Indies are innovative and original. We are the cutting edge. It’s the big publishing houses that produce the bland sameness: the one-size-fits-all content.
If you saw someone making jewelry that looked interesting, would you ask them if it was available at Wal-Mart then decide if it’s not good enough for Wal-Mart, it’s not good enough for you? Yet it seems to me that is just how some people regard indie books. If it’s not available on the shelves of Barnes & Noble (or whoever else is left in the brick and mortar book business) it must be because it’s no good.
Some people think indies stink. That’s the bad news. The good news is that these people are in a small and shrinking minority. They do not represent the views of the book-buying public. Numerous surveys show that book consumers care very little about a publisher’s imprint.
In fact, as brands go, publishing house imprints have always been the weakest. People might get into fistfights over Coke vs. Pepsi, but no one ever said, “I only read titles published by Random Penguin Solutions because they only publish the best.”
Among the people who do think indie writing stinks on ice are the members of the traditional publishing establishment including various related and interdependent sectors. That means brick-and-mortar franchises, much of academia, and the vast majority of literary award programs are not big fans of the indie movement. (Link to article in The Guardian)
Their awards are often little more than self-aggrandizement. In many instances, the so-called judges of these “award programs” are the members of the very publishing industry that produced the titles they judge. Where is the merit in that?
I question whether this really matters. I find it remarkable that indie published titles now routinely occupy best-seller lists alongside those vaunted guardians of the printed word. It would be impressive if the playing field were level, but we know it is not. We know that trad publishers have all the advantages of massive marketing budgets, prestigious affiliations and longstanding favor with the literati. We now also know of the numerous little tricks big ink has used to create the mirage of buzz and momentum behind their titles.
How we are viewed by these people becomes less important with every passing day because these people become less relevant every day. What they think, say, do, and like or dislike really just doesn’t matter anymore.

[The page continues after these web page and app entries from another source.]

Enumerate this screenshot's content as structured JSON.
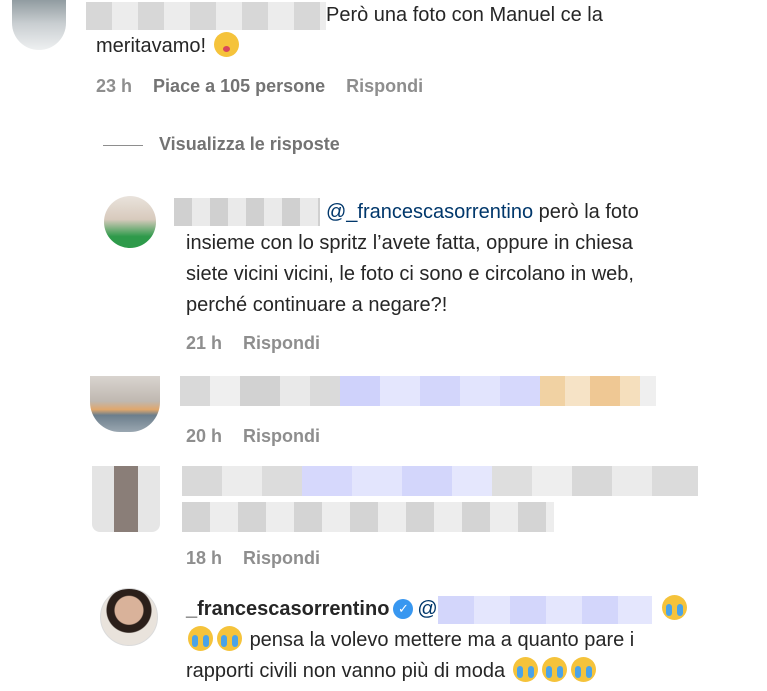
{
  "comments": [
    {
      "text_line1": "Però una foto con Manuel ce la",
      "text_line2": "meritavamo!",
      "time": "23 h",
      "likes": "Piace a 105 persone",
      "reply": "Rispondi",
      "view_replies": "Visualizza le risposte"
    }
  ],
  "replies": [
    {
      "mention": "@_francescasorrentino",
      "text_line1": " però la foto",
      "text_line2": "insieme con lo spritz l’avete fatta, oppure in chiesa",
      "text_line3": "siete vicini vicini, le foto ci sono e circolano in web,",
      "text_line4": "perché continuare a negare?!",
      "time": "21 h",
      "reply": "Rispondi"
    },
    {
      "time": "20 h",
      "reply": "Rispondi"
    },
    {
      "time": "18 h",
      "reply": "Rispondi"
    },
    {
      "username": "_francescasorrentino",
      "mention": "@",
      "text_line2": "pensa la volevo mettere ma a quanto pare i",
      "text_line3": "rapporti civili non vanno più di moda"
    }
  ],
  "icons": {
    "verified": "verified-badge-icon",
    "kiss": "kissing-face-emoji",
    "cry": "crying-face-emoji"
  },
  "colors": {
    "meta_gray": "#8e8e8e",
    "mention_blue": "#00376b",
    "verified_blue": "#3897f0"
  }
}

They may have been mighty dreadnaughts in the past, but they are now merely rusting hulks. Their time has passed. Indies are nascendant (don’t bother looking that up, it’s a portmanteau I coined just for this article. You’re welcome).
The stigma of self-publishing is fading fast. We do not stink.